At least five Palestinians, including a 1-year-old child, were killed Saturday as Israel responded with force to thefiring of 200 rockets earlier from Gaza into southern Israel, according to the Palestinian Health Ministry.
Air-raid sirens sounded across southern Israel as the rockets were fired from the Gaza Strip, according to the Israel Defense Forces, sending residents running for bomb shelters. The IDF initially said 200 rockets were fired but later increased the number to about 250. Dozens were intercepted by the Iron Dome defense system, and 70 percent of the rockets landed in open areas, it said.
Israel Police spokesperson Mickey Rosenfeld said there were heightened security measures in the south and increased patrols in cities after the wave of rockets. He said police bomb disposal experts were responding to rockets that have struck open areas in the south.
Rosenfeld said a house was damaged by a rocket in the town of Ashkelon, not far from the border with Gaza, but its occupants were safe.
MDA, Israel's emergency medical service, said a 50-year-old man was treated for shrapnel wounds after getting injured in one of the town streets.
It also said a 50-year-old woman was "severely injured" in a nearby town of Kiryat Gat after suffering shrapnel wounds.
The IDF said on Twitter that its tanks had begun to strike Hamas military targets. It said later Saturday that it has struck approximately 30 targets along the Gaza Strip.

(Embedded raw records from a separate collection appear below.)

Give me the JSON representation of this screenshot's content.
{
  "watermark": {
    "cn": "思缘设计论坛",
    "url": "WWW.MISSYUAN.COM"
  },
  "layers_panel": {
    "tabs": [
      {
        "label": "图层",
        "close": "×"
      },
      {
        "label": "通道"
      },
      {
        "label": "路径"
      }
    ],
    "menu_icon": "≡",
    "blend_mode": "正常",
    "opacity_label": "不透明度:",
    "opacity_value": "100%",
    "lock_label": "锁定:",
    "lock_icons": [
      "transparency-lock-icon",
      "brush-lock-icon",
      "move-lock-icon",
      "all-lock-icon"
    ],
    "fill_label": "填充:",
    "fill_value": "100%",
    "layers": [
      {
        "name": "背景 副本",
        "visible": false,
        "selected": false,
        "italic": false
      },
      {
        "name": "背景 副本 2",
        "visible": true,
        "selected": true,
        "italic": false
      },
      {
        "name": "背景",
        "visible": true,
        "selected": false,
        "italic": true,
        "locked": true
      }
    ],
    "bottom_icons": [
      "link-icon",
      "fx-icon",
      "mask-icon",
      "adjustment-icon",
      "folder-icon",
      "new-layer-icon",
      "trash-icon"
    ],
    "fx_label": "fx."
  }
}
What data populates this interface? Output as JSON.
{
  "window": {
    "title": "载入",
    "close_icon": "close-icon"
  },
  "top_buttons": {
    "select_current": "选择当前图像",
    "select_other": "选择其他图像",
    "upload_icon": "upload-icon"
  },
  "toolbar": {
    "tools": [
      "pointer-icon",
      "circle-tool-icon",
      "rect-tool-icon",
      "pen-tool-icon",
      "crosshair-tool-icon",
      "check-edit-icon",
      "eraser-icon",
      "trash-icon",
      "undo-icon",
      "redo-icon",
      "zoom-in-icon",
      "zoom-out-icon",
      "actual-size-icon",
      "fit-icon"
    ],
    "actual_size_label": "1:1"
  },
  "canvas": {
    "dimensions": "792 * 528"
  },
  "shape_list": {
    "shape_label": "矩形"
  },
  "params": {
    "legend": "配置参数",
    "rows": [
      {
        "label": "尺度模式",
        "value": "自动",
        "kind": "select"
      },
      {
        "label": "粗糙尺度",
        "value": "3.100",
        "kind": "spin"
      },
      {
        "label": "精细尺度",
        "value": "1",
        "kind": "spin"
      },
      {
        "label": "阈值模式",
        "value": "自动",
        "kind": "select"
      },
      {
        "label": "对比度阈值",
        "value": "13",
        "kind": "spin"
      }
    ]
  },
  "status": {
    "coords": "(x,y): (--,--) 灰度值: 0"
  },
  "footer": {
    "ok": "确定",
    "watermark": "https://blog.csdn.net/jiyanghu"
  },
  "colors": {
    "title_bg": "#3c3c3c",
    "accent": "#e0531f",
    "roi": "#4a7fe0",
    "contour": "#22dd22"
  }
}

Saturday's missile barrage comes after the IDF said that shots were fired at Israeli troops from southern Gaza on Friday, injuring two soldiers.

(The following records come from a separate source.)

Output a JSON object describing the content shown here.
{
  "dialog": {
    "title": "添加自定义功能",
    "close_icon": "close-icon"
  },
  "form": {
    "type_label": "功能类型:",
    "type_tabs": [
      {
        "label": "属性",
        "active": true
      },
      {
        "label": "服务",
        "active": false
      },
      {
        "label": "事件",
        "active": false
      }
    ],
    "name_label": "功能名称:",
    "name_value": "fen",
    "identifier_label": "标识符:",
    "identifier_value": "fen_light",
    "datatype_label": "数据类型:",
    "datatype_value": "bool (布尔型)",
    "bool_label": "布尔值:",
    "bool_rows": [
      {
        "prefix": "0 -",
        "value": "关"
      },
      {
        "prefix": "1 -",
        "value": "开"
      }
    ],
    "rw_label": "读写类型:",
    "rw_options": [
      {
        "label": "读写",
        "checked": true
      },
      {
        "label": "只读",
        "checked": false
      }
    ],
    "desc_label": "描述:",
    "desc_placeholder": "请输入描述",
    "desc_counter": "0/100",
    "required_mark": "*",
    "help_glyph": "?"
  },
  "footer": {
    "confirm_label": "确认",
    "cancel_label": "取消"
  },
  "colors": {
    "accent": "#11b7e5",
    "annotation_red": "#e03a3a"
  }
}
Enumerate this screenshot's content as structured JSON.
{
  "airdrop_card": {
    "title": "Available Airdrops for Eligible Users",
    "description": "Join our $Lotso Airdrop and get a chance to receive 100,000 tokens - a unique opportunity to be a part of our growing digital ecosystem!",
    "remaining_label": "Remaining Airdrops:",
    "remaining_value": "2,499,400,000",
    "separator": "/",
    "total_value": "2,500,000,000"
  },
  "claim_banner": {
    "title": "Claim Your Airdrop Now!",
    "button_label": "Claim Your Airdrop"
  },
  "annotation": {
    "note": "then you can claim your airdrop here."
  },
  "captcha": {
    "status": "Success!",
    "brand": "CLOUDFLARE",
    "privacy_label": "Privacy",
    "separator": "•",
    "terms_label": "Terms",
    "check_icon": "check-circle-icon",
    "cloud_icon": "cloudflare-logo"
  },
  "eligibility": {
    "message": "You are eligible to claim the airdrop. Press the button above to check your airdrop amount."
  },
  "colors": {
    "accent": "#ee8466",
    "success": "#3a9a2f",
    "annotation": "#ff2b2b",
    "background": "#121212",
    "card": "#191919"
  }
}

In response, an IDF aircraft targeted a military post of Hamas, an Islamic militant group that has ruled over the territory since 2007. Hamas said that two of its members were killed and three were wounded in that strike.

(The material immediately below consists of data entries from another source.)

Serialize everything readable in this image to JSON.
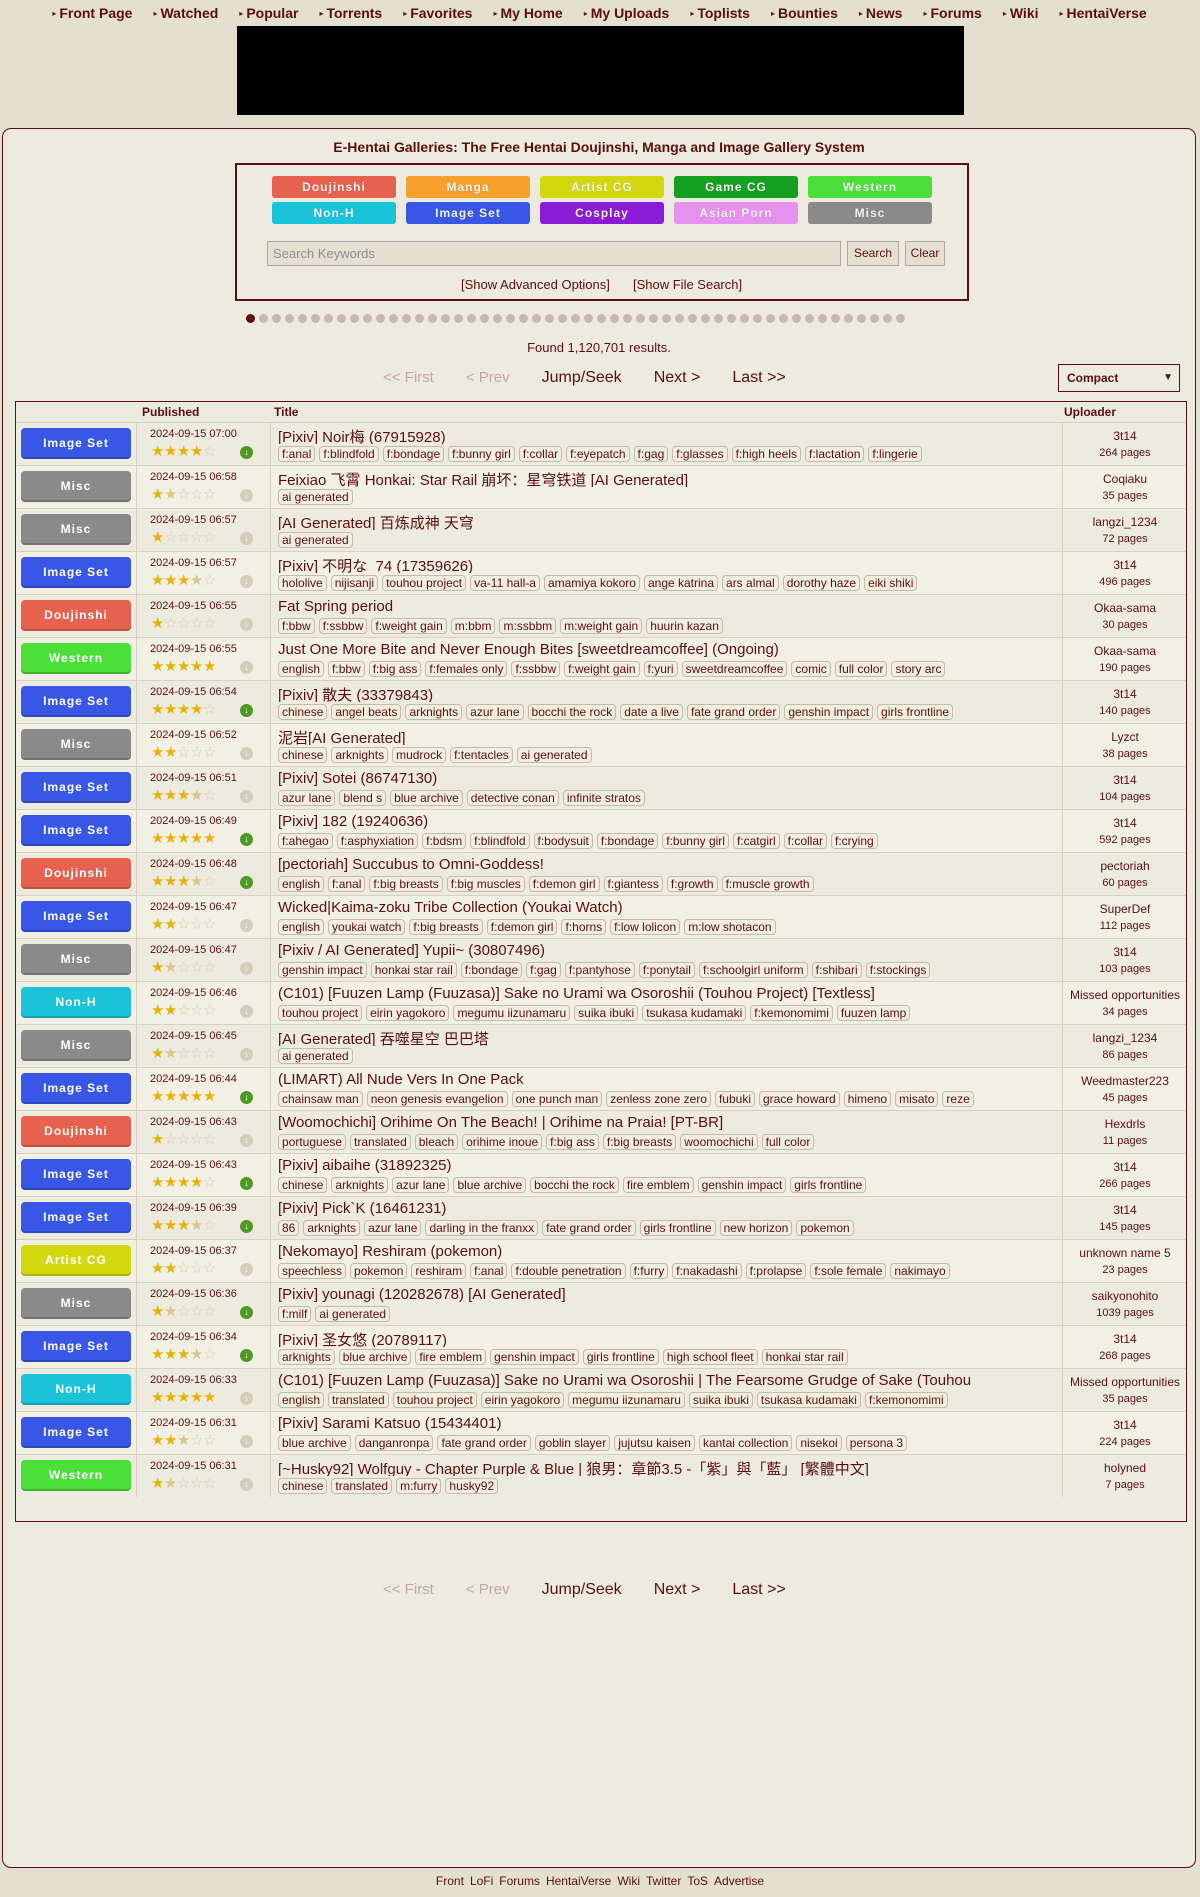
{
  "nav": [
    "Front Page",
    "Watched",
    "Popular",
    "Torrents",
    "Favorites",
    "My Home",
    "My Uploads",
    "Toplists",
    "Bounties",
    "News",
    "Forums",
    "Wiki",
    "HentaiVerse"
  ],
  "headline": "E-Hentai Galleries: The Free Hentai Doujinshi, Manga and Image Gallery System",
  "categories": [
    {
      "label": "Doujinshi",
      "color": "#E6624E"
    },
    {
      "label": "Manga",
      "color": "#F5A12C"
    },
    {
      "label": "Artist CG",
      "color": "#D4D80F"
    },
    {
      "label": "Game CG",
      "color": "#15A021"
    },
    {
      "label": "Western",
      "color": "#4BE039"
    },
    {
      "label": "Non-H",
      "color": "#1BC3D8"
    },
    {
      "label": "Image Set",
      "color": "#3957E6"
    },
    {
      "label": "Cosplay",
      "color": "#8C1BD8"
    },
    {
      "label": "Asian Porn",
      "color": "#E592EF"
    },
    {
      "label": "Misc",
      "color": "#8A8A8A"
    }
  ],
  "search": {
    "placeholder": "Search Keywords",
    "search_label": "Search",
    "clear_label": "Clear",
    "advanced": "[Show Advanced Options]",
    "file_search": "[Show File Search]"
  },
  "found": "Found 1,120,701 results.",
  "pager": {
    "first": "<< First",
    "prev": "< Prev",
    "jump": "Jump/Seek",
    "next": "Next >",
    "last": "Last >>"
  },
  "display_mode": "Compact",
  "columns": {
    "published": "Published",
    "title": "Title",
    "uploader": "Uploader"
  },
  "rows": [
    {
      "cat": "Image Set",
      "color": "#3957E6",
      "date": "2024-09-15 07:00",
      "rating": 4,
      "torrent": true,
      "title": "[Pixiv] Noir梅 (67915928)",
      "tags": [
        "f:anal",
        "f:blindfold",
        "f:bondage",
        "f:bunny girl",
        "f:collar",
        "f:eyepatch",
        "f:gag",
        "f:glasses",
        "f:high heels",
        "f:lactation",
        "f:lingerie"
      ],
      "uploader": "3t14",
      "pages": "264 pages"
    },
    {
      "cat": "Misc",
      "color": "#8A8A8A",
      "date": "2024-09-15 06:58",
      "rating": 1.5,
      "torrent": false,
      "title": "Feixiao 飞霄 Honkai: Star Rail 崩坏：星穹铁道 [AI Generated]",
      "tags": [
        "ai generated"
      ],
      "uploader": "Coqiaku",
      "pages": "35 pages"
    },
    {
      "cat": "Misc",
      "color": "#8A8A8A",
      "date": "2024-09-15 06:57",
      "rating": 1,
      "torrent": false,
      "title": "[AI Generated] 百炼成神 天穹",
      "tags": [
        "ai generated"
      ],
      "uploader": "langzi_1234",
      "pages": "72 pages"
    },
    {
      "cat": "Image Set",
      "color": "#3957E6",
      "date": "2024-09-15 06:57",
      "rating": 3.5,
      "torrent": false,
      "title": "[Pixiv] 不明な_74 (17359626)",
      "tags": [
        "hololive",
        "nijisanji",
        "touhou project",
        "va-11 hall-a",
        "amamiya kokoro",
        "ange katrina",
        "ars almal",
        "dorothy haze",
        "eiki shiki"
      ],
      "uploader": "3t14",
      "pages": "496 pages"
    },
    {
      "cat": "Doujinshi",
      "color": "#E6624E",
      "date": "2024-09-15 06:55",
      "rating": 1,
      "torrent": false,
      "title": "Fat Spring period",
      "tags": [
        "f:bbw",
        "f:ssbbw",
        "f:weight gain",
        "m:bbm",
        "m:ssbbm",
        "m:weight gain",
        "huurin kazan"
      ],
      "uploader": "Okaa-sama",
      "pages": "30 pages"
    },
    {
      "cat": "Western",
      "color": "#4BE039",
      "date": "2024-09-15 06:55",
      "rating": 5,
      "torrent": false,
      "title": "Just One More Bite and Never Enough Bites [sweetdreamcoffee] (Ongoing)",
      "tags": [
        "english",
        "f:bbw",
        "f:big ass",
        "f:females only",
        "f:ssbbw",
        "f:weight gain",
        "f:yuri",
        "sweetdreamcoffee",
        "comic",
        "full color",
        "story arc"
      ],
      "uploader": "Okaa-sama",
      "pages": "190 pages"
    },
    {
      "cat": "Image Set",
      "color": "#3957E6",
      "date": "2024-09-15 06:54",
      "rating": 4,
      "torrent": true,
      "title": "[Pixiv] 散夫 (33379843)",
      "tags": [
        "chinese",
        "angel beats",
        "arknights",
        "azur lane",
        "bocchi the rock",
        "date a live",
        "fate grand order",
        "genshin impact",
        "girls frontline"
      ],
      "uploader": "3t14",
      "pages": "140 pages"
    },
    {
      "cat": "Misc",
      "color": "#8A8A8A",
      "date": "2024-09-15 06:52",
      "rating": 2,
      "torrent": false,
      "title": "泥岩[AI Generated]",
      "tags": [
        "chinese",
        "arknights",
        "mudrock",
        "f:tentacles",
        "ai generated"
      ],
      "uploader": "Lyzct",
      "pages": "38 pages"
    },
    {
      "cat": "Image Set",
      "color": "#3957E6",
      "date": "2024-09-15 06:51",
      "rating": 3.5,
      "torrent": false,
      "title": "[Pixiv] Sotei (86747130)",
      "tags": [
        "azur lane",
        "blend s",
        "blue archive",
        "detective conan",
        "infinite stratos"
      ],
      "uploader": "3t14",
      "pages": "104 pages"
    },
    {
      "cat": "Image Set",
      "color": "#3957E6",
      "date": "2024-09-15 06:49",
      "rating": 5,
      "torrent": true,
      "title": "[Pixiv] 182 (19240636)",
      "tags": [
        "f:ahegao",
        "f:asphyxiation",
        "f:bdsm",
        "f:blindfold",
        "f:bodysuit",
        "f:bondage",
        "f:bunny girl",
        "f:catgirl",
        "f:collar",
        "f:crying"
      ],
      "uploader": "3t14",
      "pages": "592 pages"
    },
    {
      "cat": "Doujinshi",
      "color": "#E6624E",
      "date": "2024-09-15 06:48",
      "rating": 3.5,
      "torrent": true,
      "title": "[pectoriah] Succubus to Omni-Goddess!",
      "tags": [
        "english",
        "f:anal",
        "f:big breasts",
        "f:big muscles",
        "f:demon girl",
        "f:giantess",
        "f:growth",
        "f:muscle growth"
      ],
      "uploader": "pectoriah",
      "pages": "60 pages"
    },
    {
      "cat": "Image Set",
      "color": "#3957E6",
      "date": "2024-09-15 06:47",
      "rating": 2,
      "torrent": false,
      "title": "Wicked|Kaima-zoku Tribe Collection (Youkai Watch)",
      "tags": [
        "english",
        "youkai watch",
        "f:big breasts",
        "f:demon girl",
        "f:horns",
        "f:low lolicon",
        "m:low shotacon"
      ],
      "uploader": "SuperDef",
      "pages": "112 pages"
    },
    {
      "cat": "Misc",
      "color": "#8A8A8A",
      "date": "2024-09-15 06:47",
      "rating": 1.5,
      "torrent": false,
      "title": "[Pixiv / AI Generated] Yupii~ (30807496)",
      "tags": [
        "genshin impact",
        "honkai star rail",
        "f:bondage",
        "f:gag",
        "f:pantyhose",
        "f:ponytail",
        "f:schoolgirl uniform",
        "f:shibari",
        "f:stockings"
      ],
      "uploader": "3t14",
      "pages": "103 pages"
    },
    {
      "cat": "Non-H",
      "color": "#1BC3D8",
      "date": "2024-09-15 06:46",
      "rating": 2,
      "torrent": false,
      "title": "(C101) [Fuuzen Lamp (Fuuzasa)] Sake no Urami wa Osoroshii (Touhou Project) [Textless]",
      "tags": [
        "touhou project",
        "eirin yagokoro",
        "megumu iizunamaru",
        "suika ibuki",
        "tsukasa kudamaki",
        "f:kemonomimi",
        "fuuzen lamp"
      ],
      "uploader": "Missed opportunities",
      "pages": "34 pages"
    },
    {
      "cat": "Misc",
      "color": "#8A8A8A",
      "date": "2024-09-15 06:45",
      "rating": 1.5,
      "torrent": false,
      "title": "[AI Generated] 吞噬星空 巴巴塔",
      "tags": [
        "ai generated"
      ],
      "uploader": "langzi_1234",
      "pages": "86 pages"
    },
    {
      "cat": "Image Set",
      "color": "#3957E6",
      "date": "2024-09-15 06:44",
      "rating": 5,
      "torrent": true,
      "title": "(LIMART) All Nude Vers In One Pack",
      "tags": [
        "chainsaw man",
        "neon genesis evangelion",
        "one punch man",
        "zenless zone zero",
        "fubuki",
        "grace howard",
        "himeno",
        "misato",
        "reze"
      ],
      "uploader": "Weedmaster223",
      "pages": "45 pages"
    },
    {
      "cat": "Doujinshi",
      "color": "#E6624E",
      "date": "2024-09-15 06:43",
      "rating": 1,
      "torrent": false,
      "title": "[Woomochichi] Orihime On The Beach! | Orihime na Praia! [PT-BR]",
      "tags": [
        "portuguese",
        "translated",
        "bleach",
        "orihime inoue",
        "f:big ass",
        "f:big breasts",
        "woomochichi",
        "full color"
      ],
      "uploader": "Hexdrls",
      "pages": "11 pages"
    },
    {
      "cat": "Image Set",
      "color": "#3957E6",
      "date": "2024-09-15 06:43",
      "rating": 4,
      "torrent": true,
      "title": "[Pixiv] aibaihe (31892325)",
      "tags": [
        "chinese",
        "arknights",
        "azur lane",
        "blue archive",
        "bocchi the rock",
        "fire emblem",
        "genshin impact",
        "girls frontline"
      ],
      "uploader": "3t14",
      "pages": "266 pages"
    },
    {
      "cat": "Image Set",
      "color": "#3957E6",
      "date": "2024-09-15 06:39",
      "rating": 3.5,
      "torrent": true,
      "title": "[Pixiv] Pick`K (16461231)",
      "tags": [
        "86",
        "arknights",
        "azur lane",
        "darling in the franxx",
        "fate grand order",
        "girls frontline",
        "new horizon",
        "pokemon"
      ],
      "uploader": "3t14",
      "pages": "145 pages"
    },
    {
      "cat": "Artist CG",
      "color": "#D4D80F",
      "date": "2024-09-15 06:37",
      "rating": 2,
      "torrent": false,
      "title": "[Nekomayo] Reshiram (pokemon)",
      "tags": [
        "speechless",
        "pokemon",
        "reshiram",
        "f:anal",
        "f:double penetration",
        "f:furry",
        "f:nakadashi",
        "f:prolapse",
        "f:sole female",
        "nakimayo"
      ],
      "uploader": "unknown name 5",
      "pages": "23 pages"
    },
    {
      "cat": "Misc",
      "color": "#8A8A8A",
      "date": "2024-09-15 06:36",
      "rating": 1.5,
      "torrent": true,
      "title": "[Pixiv] younagi (120282678) [AI Generated]",
      "tags": [
        "f:milf",
        "ai generated"
      ],
      "uploader": "saikyonohito",
      "pages": "1039 pages"
    },
    {
      "cat": "Image Set",
      "color": "#3957E6",
      "date": "2024-09-15 06:34",
      "rating": 3.5,
      "torrent": true,
      "title": "[Pixiv] 圣女悠 (20789117)",
      "tags": [
        "arknights",
        "blue archive",
        "fire emblem",
        "genshin impact",
        "girls frontline",
        "high school fleet",
        "honkai star rail"
      ],
      "uploader": "3t14",
      "pages": "268 pages"
    },
    {
      "cat": "Non-H",
      "color": "#1BC3D8",
      "date": "2024-09-15 06:33",
      "rating": 5,
      "torrent": false,
      "title": "(C101) [Fuuzen Lamp (Fuuzasa)] Sake no Urami wa Osoroshii | The Fearsome Grudge of Sake (Touhou",
      "tags": [
        "english",
        "translated",
        "touhou project",
        "eirin yagokoro",
        "megumu iizunamaru",
        "suika ibuki",
        "tsukasa kudamaki",
        "f:kemonomimi"
      ],
      "uploader": "Missed opportunities",
      "pages": "35 pages"
    },
    {
      "cat": "Image Set",
      "color": "#3957E6",
      "date": "2024-09-15 06:31",
      "rating": 2.5,
      "torrent": false,
      "title": "[Pixiv] Sarami Katsuo (15434401)",
      "tags": [
        "blue archive",
        "danganronpa",
        "fate grand order",
        "goblin slayer",
        "jujutsu kaisen",
        "kantai collection",
        "nisekoi",
        "persona 3"
      ],
      "uploader": "3t14",
      "pages": "224 pages"
    },
    {
      "cat": "Western",
      "color": "#4BE039",
      "date": "2024-09-15 06:31",
      "rating": 1.5,
      "torrent": false,
      "title": "[~Husky92] Wolfguy - Chapter Purple & Blue | 狼男：章節3.5 -「紫」與「藍」 [繁體中文]",
      "tags": [
        "chinese",
        "translated",
        "m:furry",
        "husky92"
      ],
      "uploader": "holyned",
      "pages": "7 pages"
    }
  ],
  "footer": [
    "Front",
    "LoFi",
    "Forums",
    "HentaiVerse",
    "Wiki",
    "Twitter",
    "ToS",
    "Advertise"
  ]
}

Hamas would "continue to respond to the crimes by the occupation and it will not allow it to shed the blood of our people," its spokesman Abdel-Latif al-Qanoua said in a statement on Saturday. He made no explicit claim for Hamas having fired the rockets.
The escalation, which comes just before both the Muslim holy month of Ramadan and Israel's Independence Day holiday, prompted Israeli Prime Minister Benjamin Netanyahu to convene security chiefs, Reuters reported.
The U.S. State Department in a statement Saturday said, "The United States strongly condemns the ongoing barrage of rocket attacks by Hamas and Palestinian Islamic Jihad from Gaza upon innocent civilians and their communities across Israel," and that "we call on those responsible for the violence to cease this aggression immediately."
"We stand with Israel and fully support its right to self defense against these abhorrent attacks," the U.S. State Department said. The Israel Defense Forces also blamed the Palestinian Islamic Jihad and Hamas for the rocket attacks.
Israel and Hamas have managed to avert all-out war for the past five years. Egyptian mediators, credited with brokering a ceasefire after a Hamas rocket attack north of Tel Aviv in March triggered a burst of intense fighting, have been working to prevent any further escalation of hostilities.
Gaza, which is home to around two million Palestinians, has seen its economy suffer after years of blockades as well as recent foreign aid cuts. Unemployment stands at 52 percent, according to the World Bank.
Israel says its blockade is necessary to stop weapons reaching Hamas, which has fought three wars with Israel in the past decade.